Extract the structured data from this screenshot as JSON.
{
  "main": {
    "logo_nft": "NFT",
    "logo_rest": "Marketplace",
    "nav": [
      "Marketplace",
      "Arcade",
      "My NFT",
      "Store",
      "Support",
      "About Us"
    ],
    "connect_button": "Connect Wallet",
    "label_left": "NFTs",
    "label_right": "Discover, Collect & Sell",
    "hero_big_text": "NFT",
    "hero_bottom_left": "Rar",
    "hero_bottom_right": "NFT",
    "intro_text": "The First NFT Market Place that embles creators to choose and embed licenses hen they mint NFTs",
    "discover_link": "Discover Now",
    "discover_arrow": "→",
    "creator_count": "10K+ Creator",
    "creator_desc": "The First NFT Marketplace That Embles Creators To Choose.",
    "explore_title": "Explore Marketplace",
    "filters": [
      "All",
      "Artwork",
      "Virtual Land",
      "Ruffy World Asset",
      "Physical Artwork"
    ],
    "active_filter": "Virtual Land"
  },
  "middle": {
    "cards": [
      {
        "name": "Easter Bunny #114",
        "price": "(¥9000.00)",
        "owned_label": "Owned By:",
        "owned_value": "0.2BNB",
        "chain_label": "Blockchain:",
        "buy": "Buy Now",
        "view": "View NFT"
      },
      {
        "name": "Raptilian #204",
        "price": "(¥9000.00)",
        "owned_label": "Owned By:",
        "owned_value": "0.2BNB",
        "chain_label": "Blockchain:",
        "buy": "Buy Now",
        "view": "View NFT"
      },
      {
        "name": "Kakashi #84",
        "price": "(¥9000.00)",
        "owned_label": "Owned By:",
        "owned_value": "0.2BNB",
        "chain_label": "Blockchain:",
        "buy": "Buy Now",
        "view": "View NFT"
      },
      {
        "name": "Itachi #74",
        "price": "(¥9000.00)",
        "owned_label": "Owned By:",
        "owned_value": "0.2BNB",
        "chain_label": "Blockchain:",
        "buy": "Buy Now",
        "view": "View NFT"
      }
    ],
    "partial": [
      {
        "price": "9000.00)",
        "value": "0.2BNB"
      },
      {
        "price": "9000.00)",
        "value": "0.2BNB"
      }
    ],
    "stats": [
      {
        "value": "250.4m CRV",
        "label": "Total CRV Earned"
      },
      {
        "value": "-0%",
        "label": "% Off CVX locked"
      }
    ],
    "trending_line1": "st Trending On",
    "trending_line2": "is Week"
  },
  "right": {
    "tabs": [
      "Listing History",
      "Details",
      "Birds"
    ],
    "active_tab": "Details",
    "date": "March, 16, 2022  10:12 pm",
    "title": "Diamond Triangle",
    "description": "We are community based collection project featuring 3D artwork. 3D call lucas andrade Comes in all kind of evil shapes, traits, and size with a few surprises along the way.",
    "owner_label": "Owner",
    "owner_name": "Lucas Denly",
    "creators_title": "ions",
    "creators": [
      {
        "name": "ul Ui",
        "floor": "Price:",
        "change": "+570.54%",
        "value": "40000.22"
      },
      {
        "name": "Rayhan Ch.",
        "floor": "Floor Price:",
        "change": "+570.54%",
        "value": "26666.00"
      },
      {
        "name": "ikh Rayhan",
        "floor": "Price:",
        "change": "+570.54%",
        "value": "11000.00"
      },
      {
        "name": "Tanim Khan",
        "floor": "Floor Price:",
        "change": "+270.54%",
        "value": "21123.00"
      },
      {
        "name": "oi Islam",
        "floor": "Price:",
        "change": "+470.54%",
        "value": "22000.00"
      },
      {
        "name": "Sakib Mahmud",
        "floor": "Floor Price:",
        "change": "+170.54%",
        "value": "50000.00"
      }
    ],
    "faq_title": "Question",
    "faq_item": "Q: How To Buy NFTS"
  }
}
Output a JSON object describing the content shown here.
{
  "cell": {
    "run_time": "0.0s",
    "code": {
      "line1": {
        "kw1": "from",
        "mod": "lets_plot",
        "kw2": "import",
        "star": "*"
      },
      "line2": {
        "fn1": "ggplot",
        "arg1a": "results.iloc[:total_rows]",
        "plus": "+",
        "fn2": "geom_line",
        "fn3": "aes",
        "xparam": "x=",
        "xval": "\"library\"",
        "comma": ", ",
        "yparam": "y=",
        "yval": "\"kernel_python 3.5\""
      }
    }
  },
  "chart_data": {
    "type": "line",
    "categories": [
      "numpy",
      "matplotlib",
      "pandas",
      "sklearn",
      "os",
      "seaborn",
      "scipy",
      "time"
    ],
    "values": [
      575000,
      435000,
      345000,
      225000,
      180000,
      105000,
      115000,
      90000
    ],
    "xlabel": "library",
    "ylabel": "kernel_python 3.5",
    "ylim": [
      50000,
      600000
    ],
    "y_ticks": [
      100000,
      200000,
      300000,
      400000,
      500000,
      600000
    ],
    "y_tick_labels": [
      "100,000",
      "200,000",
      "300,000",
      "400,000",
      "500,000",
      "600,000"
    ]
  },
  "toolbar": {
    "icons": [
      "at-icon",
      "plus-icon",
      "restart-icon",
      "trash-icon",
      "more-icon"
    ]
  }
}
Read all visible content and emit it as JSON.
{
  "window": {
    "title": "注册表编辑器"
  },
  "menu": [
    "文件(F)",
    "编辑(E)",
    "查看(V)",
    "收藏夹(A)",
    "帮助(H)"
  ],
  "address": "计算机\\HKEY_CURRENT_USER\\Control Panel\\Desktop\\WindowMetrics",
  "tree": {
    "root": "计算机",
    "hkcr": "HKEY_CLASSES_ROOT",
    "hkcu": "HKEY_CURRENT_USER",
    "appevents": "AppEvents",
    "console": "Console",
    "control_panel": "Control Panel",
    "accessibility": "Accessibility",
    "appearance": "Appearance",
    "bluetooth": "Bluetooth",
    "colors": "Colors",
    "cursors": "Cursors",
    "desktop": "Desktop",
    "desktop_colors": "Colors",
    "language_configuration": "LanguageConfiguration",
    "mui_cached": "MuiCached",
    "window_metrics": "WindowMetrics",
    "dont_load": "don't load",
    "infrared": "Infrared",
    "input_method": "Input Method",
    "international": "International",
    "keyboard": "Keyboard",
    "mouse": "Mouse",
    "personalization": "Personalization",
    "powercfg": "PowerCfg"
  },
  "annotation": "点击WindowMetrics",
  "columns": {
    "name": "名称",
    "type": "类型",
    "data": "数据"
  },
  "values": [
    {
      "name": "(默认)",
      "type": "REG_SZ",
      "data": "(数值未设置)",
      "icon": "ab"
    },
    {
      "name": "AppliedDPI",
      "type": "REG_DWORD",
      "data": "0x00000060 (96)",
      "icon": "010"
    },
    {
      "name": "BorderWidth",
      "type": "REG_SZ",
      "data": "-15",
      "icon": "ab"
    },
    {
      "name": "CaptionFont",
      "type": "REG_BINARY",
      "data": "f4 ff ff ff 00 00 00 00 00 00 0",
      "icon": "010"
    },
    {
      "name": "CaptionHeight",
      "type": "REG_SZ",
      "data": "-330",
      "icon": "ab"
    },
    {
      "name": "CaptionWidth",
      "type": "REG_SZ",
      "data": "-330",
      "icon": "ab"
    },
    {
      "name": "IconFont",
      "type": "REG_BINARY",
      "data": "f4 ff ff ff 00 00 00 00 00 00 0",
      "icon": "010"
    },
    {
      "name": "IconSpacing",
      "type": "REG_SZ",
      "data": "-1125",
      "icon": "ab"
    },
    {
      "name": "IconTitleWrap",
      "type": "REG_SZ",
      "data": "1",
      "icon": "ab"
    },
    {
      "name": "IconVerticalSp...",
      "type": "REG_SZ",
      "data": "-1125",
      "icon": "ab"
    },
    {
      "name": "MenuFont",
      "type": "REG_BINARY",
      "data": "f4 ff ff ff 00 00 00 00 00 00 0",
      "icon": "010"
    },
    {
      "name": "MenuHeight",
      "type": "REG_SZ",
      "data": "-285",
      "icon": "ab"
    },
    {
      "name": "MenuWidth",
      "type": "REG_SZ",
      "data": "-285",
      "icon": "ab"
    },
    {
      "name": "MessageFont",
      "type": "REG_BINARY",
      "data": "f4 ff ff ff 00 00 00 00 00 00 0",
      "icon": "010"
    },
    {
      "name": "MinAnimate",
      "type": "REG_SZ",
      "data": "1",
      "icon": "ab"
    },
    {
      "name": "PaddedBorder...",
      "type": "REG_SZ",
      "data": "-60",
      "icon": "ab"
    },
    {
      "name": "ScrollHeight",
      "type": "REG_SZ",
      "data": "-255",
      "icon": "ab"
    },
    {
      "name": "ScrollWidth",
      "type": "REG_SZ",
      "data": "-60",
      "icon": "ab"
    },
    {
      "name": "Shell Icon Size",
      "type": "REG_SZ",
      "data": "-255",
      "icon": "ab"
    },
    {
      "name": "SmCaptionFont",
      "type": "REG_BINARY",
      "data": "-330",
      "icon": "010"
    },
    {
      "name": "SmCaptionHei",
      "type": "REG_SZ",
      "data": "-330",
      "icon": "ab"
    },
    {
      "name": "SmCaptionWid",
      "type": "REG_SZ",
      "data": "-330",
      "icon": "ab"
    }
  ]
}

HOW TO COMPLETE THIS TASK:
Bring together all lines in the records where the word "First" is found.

ANSWER SPACE:
    "intro_text": "The First NFT Market Place that embles creators to choose and embed licenses hen they mint NFTs",
    "creator_desc": "The First NFT Marketplace That Embles Creators To Choose.",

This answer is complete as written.